The inventor Thomas Edison said that humans are “incurably religious.” History certainly bears this out. But why have humans been so religiously inclined across the millennia and civilizations? Neo-atheists Dawkins and Dennett interpret the phenomenon this way: theology is biology. To Dawkins, God is a “delusion”; for Dennett, religious believers are under a kind of “spell” that needs to be broken. Like computers, Dawkins says, we come equipped with a remarkable predisposition to do (and believe) what we’re told. So young minds full of mush are susceptible to mental infections or viruses (“memes”). Charismatic preachers and other adults spew out their superstitious bilge, and later generations latch on to it and eventually create churches and religious schools. Even if there isn’t a “God gene,” humans have a certain religious urge — an apparent hardwiring in the brain that draws us to supernatural myths.
Some conclude, therefore that God doesn’t exist but is simply the product of predictable biological processes. One big problem with this statement: it is a whopping non sequitur. It just doesn’t follow that if humans are somehow wired to be religious, God therefore doesn’t exist. This is what’s called “the genetic fallacy” — proving or disproving the truth of a view based on its origin. In this case, God’s existence is a separate question from the source of religious beliefs. We need to sort out the biology of belief from the rationality of belief.
There’s more to say here. We could turn the argument on its head: if God exists and has designed us to connect with him, then we’re actually functioning properly when we’re directed toward belief in God. We can agree that natural/physical processes partly contribute to commitment to God. In that case, the basic argument of Dawkins and Dennett could actually support the idea that religious believers are functioning decently and in order.

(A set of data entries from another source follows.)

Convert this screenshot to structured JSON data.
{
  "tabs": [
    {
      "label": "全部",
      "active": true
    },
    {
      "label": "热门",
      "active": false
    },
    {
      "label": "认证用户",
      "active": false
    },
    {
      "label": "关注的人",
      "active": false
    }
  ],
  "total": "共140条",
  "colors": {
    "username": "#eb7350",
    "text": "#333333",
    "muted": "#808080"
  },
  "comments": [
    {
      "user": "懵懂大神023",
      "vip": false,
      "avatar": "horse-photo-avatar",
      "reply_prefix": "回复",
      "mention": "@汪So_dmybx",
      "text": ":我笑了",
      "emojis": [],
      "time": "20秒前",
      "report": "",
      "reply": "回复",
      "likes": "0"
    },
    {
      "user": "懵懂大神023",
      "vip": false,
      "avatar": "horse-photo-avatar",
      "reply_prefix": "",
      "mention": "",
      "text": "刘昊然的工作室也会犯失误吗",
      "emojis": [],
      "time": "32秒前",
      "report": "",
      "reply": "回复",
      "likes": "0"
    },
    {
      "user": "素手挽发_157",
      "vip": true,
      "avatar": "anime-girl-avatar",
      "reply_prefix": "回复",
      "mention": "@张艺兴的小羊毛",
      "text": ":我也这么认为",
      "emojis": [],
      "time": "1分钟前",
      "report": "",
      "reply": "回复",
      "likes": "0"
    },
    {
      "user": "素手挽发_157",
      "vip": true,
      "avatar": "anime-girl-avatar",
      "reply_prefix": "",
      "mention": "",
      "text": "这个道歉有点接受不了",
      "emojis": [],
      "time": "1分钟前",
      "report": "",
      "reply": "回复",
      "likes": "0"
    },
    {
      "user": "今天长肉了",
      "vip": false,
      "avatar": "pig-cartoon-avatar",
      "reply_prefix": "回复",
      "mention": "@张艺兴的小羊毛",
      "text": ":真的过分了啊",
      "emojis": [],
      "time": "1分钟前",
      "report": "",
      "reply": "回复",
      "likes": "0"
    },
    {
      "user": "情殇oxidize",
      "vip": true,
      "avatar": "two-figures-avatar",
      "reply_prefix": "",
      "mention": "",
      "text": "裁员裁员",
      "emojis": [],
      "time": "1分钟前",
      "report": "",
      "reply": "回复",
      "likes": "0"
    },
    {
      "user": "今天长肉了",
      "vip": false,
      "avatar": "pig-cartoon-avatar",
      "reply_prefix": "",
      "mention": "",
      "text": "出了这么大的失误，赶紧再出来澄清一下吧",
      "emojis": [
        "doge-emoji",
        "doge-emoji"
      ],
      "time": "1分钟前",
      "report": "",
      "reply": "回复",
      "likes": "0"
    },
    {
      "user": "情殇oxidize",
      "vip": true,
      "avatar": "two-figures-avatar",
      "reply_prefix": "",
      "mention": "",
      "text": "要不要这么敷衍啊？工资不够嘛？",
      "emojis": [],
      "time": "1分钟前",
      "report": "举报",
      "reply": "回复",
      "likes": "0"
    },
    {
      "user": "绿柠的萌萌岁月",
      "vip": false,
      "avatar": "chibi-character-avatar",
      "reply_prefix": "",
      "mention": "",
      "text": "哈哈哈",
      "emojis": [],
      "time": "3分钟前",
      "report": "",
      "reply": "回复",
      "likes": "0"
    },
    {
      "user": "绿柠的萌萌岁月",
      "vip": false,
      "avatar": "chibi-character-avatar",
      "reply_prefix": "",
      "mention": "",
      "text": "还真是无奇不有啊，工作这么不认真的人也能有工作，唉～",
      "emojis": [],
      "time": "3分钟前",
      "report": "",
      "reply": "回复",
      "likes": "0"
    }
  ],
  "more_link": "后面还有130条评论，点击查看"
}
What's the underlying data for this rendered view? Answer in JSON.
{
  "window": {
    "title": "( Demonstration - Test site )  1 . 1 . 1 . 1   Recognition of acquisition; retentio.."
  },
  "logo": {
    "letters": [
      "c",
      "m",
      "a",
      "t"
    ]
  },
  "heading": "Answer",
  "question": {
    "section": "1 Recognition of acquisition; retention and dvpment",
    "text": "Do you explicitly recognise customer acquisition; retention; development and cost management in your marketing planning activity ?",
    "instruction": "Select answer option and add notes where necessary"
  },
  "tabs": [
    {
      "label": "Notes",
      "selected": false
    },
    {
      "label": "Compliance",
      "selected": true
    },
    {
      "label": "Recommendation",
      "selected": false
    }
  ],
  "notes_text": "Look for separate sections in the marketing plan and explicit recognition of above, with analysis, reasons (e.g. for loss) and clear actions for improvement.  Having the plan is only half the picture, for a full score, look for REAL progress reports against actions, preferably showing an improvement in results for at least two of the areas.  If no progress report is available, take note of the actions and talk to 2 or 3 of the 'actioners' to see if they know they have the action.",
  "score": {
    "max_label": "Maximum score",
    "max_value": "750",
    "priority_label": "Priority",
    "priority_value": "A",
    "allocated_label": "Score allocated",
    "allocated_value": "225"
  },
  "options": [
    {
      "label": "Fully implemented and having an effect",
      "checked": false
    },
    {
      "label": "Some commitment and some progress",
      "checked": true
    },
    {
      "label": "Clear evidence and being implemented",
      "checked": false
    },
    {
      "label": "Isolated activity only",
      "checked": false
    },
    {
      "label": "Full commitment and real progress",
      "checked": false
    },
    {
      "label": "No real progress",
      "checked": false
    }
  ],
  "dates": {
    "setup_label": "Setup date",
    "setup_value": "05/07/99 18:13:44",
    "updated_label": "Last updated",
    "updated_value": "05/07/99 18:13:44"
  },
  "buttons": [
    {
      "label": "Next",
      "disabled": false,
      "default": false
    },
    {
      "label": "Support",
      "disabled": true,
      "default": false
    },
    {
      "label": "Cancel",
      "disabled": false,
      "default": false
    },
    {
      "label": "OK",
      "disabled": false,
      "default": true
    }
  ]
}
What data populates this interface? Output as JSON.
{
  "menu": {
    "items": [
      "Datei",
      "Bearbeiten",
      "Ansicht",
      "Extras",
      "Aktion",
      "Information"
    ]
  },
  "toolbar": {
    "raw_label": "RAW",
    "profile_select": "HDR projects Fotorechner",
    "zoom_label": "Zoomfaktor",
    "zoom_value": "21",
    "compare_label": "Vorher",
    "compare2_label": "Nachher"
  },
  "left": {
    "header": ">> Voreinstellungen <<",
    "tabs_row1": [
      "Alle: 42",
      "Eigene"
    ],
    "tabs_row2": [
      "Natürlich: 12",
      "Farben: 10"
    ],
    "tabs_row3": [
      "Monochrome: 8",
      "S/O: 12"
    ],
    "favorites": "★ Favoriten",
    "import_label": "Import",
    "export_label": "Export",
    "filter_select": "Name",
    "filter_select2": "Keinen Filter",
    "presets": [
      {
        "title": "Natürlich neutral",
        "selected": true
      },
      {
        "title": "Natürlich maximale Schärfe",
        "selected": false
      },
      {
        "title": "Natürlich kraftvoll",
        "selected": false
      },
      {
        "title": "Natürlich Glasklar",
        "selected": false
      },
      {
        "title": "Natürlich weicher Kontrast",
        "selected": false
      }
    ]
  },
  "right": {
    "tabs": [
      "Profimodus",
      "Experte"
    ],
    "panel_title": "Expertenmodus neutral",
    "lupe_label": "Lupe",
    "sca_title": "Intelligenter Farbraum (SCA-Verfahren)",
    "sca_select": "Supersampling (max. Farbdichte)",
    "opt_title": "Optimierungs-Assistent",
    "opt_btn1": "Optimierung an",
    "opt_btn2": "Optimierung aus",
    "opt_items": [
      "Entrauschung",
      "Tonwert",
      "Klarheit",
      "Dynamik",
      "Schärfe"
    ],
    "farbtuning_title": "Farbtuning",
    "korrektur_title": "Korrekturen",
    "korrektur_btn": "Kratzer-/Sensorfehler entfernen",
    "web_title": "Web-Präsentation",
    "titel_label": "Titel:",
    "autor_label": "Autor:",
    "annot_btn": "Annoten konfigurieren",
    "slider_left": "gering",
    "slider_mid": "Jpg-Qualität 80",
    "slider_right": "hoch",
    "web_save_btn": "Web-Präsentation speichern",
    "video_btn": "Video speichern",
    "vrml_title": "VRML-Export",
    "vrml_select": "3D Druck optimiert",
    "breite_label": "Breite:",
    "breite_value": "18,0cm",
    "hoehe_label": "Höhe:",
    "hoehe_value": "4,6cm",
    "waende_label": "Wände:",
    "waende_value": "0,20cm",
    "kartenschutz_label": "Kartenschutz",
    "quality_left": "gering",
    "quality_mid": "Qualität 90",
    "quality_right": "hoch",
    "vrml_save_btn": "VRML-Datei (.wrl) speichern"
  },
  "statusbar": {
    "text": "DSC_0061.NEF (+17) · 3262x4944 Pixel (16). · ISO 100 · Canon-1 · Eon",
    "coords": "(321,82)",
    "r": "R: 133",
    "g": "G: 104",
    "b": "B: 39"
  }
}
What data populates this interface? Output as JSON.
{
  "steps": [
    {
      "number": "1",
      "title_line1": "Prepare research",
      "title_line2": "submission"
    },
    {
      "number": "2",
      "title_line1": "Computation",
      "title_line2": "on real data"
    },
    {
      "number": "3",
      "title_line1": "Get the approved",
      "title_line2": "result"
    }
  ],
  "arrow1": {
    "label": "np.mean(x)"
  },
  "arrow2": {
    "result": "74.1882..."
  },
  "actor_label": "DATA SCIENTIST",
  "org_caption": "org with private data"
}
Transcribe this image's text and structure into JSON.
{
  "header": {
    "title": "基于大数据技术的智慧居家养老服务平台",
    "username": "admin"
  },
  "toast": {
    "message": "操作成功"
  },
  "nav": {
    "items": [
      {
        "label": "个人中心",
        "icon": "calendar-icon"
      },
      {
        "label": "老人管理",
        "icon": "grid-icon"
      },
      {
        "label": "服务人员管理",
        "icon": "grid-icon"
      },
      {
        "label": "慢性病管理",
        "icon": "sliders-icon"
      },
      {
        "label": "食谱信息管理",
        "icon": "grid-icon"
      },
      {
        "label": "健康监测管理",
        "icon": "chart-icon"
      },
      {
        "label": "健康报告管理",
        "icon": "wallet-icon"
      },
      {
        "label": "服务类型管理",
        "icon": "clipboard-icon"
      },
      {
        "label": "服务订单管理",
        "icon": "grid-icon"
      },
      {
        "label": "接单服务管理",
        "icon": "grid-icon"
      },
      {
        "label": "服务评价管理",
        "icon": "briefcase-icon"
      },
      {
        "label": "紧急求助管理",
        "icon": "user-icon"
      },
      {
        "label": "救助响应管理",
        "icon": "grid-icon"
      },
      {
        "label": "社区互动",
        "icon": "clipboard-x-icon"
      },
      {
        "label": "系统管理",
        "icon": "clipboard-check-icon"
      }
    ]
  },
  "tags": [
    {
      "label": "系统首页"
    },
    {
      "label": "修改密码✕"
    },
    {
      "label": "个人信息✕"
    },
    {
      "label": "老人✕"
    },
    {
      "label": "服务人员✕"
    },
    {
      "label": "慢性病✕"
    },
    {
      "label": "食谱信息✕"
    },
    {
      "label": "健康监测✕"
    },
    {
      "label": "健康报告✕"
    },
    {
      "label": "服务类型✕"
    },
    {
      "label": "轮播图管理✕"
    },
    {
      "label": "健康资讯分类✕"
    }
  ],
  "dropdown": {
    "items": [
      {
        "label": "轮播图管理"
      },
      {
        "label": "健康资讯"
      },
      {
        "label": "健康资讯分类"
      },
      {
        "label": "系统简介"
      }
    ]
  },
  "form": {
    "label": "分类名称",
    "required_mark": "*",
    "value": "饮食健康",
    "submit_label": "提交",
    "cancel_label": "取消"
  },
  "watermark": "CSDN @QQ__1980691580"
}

On top of this, we’re left wondering why people would think up gods and spirits in the first place. Why would humans voluntarily sacrifice their lives for some intangible realm? Maybe it’s because the physical domain doesn’t contain the source of coherence, order, morality, meaning, and guidance for life. Humans, though embodied, are moral, spiritual beings; they’re able to rise above the physical and biological to reflect on it and their condition. This can result in the search for a world-transcending God.
Attempts by these New Atheists to explain away theology as a useful fiction or, worse, a harmful delusion fall short of telling us why the religious impulse is so deeply embedded. If God exists, however, we have an excellent reason as to why religious fervor should exist.
(Paul Copan, Is God a Moral Monster?, pp. 29-30 (Baker Books, 2011) (emphases in original).)
Copan is exactly right: If God exists then we would predict that humans should have this innate tendency toward religiosity. Critics of religion will forever chase inadequate explanations for these religious tendencies. Science 2.0 gives a good example of this fruitless thinking:
If a tendency to believe in the reality of an intangible network is so deeply wired into humanity, the implication is that it must have an evolutionary purpose. Social scientists have long believed that the emotional depth and complexity of the human mind means that mindful, self-aware people necessarily suffer from deep existential dread. Spiritual beliefs evolved over thousands of years as nature’s way to help us balance this out and go on functioning.
So religion evolved to help us cope with the reality that we really live in a meaningless universe? How convenient that is for those who believe we live in a meaningless universe! But why should anyone feel “existential dread” in the first place, if not for the fact that we long for something greater and beyond our mortal lives? Why is that longing for greater purpose there in the first place? This argument reduces to “religion evolved to meet a need” without, however, bothering to explain where the need itself came from.
Well, where does it come from? Perhaps the answer was given by a different Pascal — not Pascal Boyer but Blaise Pascal. Centuries ago, he argued that if we find a “God-shaped vacuum” (a popular but apt paraphrase of his view) in the human heart, that is simply because God put it there.